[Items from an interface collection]
******************************

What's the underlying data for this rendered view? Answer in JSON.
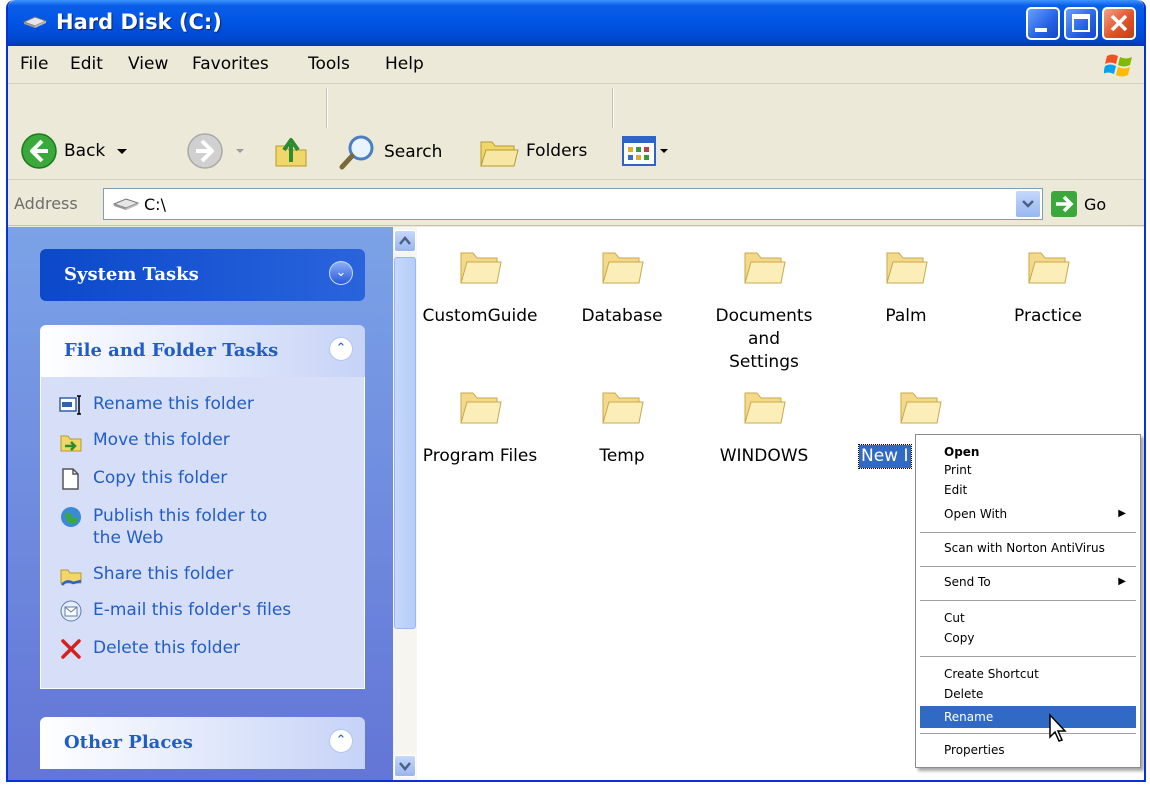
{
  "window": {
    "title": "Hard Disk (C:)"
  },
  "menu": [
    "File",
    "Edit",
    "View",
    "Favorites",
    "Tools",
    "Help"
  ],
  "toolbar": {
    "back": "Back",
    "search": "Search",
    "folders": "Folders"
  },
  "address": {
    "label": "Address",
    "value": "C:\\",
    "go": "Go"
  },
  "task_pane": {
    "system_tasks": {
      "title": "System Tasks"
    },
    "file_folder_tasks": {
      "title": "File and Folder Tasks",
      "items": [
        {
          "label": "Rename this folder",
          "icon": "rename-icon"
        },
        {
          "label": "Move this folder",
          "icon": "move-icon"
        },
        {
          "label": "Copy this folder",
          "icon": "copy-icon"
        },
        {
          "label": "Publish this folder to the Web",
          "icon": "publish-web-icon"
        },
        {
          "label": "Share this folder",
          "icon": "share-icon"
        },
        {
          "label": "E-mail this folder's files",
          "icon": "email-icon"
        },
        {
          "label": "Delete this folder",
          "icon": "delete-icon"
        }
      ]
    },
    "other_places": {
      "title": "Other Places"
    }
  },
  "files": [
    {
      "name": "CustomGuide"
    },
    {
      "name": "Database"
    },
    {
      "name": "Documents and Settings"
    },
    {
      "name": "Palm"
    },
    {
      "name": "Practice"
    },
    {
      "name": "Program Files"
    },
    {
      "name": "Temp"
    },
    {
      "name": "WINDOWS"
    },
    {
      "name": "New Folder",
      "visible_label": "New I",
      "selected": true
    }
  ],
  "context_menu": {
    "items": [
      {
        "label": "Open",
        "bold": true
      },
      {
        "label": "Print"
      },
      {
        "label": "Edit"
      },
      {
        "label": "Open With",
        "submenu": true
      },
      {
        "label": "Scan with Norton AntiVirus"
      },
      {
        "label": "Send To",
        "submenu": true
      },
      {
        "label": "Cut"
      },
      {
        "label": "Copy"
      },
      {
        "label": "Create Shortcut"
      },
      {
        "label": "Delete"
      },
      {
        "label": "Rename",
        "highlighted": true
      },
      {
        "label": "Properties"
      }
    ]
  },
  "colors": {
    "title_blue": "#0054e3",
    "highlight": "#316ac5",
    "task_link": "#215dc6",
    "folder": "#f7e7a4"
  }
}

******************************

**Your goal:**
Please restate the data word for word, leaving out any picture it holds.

**Solution:**
What's the underlying data for this rendered view? Answer in JSON.
{
  "window": {
    "title": "Hard Disk (C:)"
  },
  "menu": [
    "File",
    "Edit",
    "View",
    "Favorites",
    "Tools",
    "Help"
  ],
  "toolbar": {
    "back": "Back",
    "search": "Search",
    "folders": "Folders"
  },
  "address": {
    "label": "Address",
    "value": "C:\\",
    "go": "Go"
  },
  "task_pane": {
    "system_tasks": {
      "title": "System Tasks"
    },
    "file_folder_tasks": {
      "title": "File and Folder Tasks",
      "items": [
        {
          "label": "Rename this folder",
          "icon": "rename-icon"
        },
        {
          "label": "Move this folder",
          "icon": "move-icon"
        },
        {
          "label": "Copy this folder",
          "icon": "copy-icon"
        },
        {
          "label": "Publish this folder to the Web",
          "icon": "publish-web-icon"
        },
        {
          "label": "Share this folder",
          "icon": "share-icon"
        },
        {
          "label": "E-mail this folder's files",
          "icon": "email-icon"
        },
        {
          "label": "Delete this folder",
          "icon": "delete-icon"
        }
      ]
    },
    "other_places": {
      "title": "Other Places"
    }
  },
  "files": [
    {
      "name": "CustomGuide"
    },
    {
      "name": "Database"
    },
    {
      "name": "Documents and Settings"
    },
    {
      "name": "Palm"
    },
    {
      "name": "Practice"
    },
    {
      "name": "Program Files"
    },
    {
      "name": "Temp"
    },
    {
      "name": "WINDOWS"
    },
    {
      "name": "New Folder",
      "visible_label": "New I",
      "selected": true
    }
  ],
  "context_menu": {
    "items": [
      {
        "label": "Open",
        "bold": true
      },
      {
        "label": "Print"
      },
      {
        "label": "Edit"
      },
      {
        "label": "Open With",
        "submenu": true
      },
      {
        "label": "Scan with Norton AntiVirus"
      },
      {
        "label": "Send To",
        "submenu": true
      },
      {
        "label": "Cut"
      },
      {
        "label": "Copy"
      },
      {
        "label": "Create Shortcut"
      },
      {
        "label": "Delete"
      },
      {
        "label": "Rename",
        "highlighted": true
      },
      {
        "label": "Properties"
      }
    ]
  },
  "colors": {
    "title_blue": "#0054e3",
    "highlight": "#316ac5",
    "task_link": "#215dc6",
    "folder": "#f7e7a4"
  }
}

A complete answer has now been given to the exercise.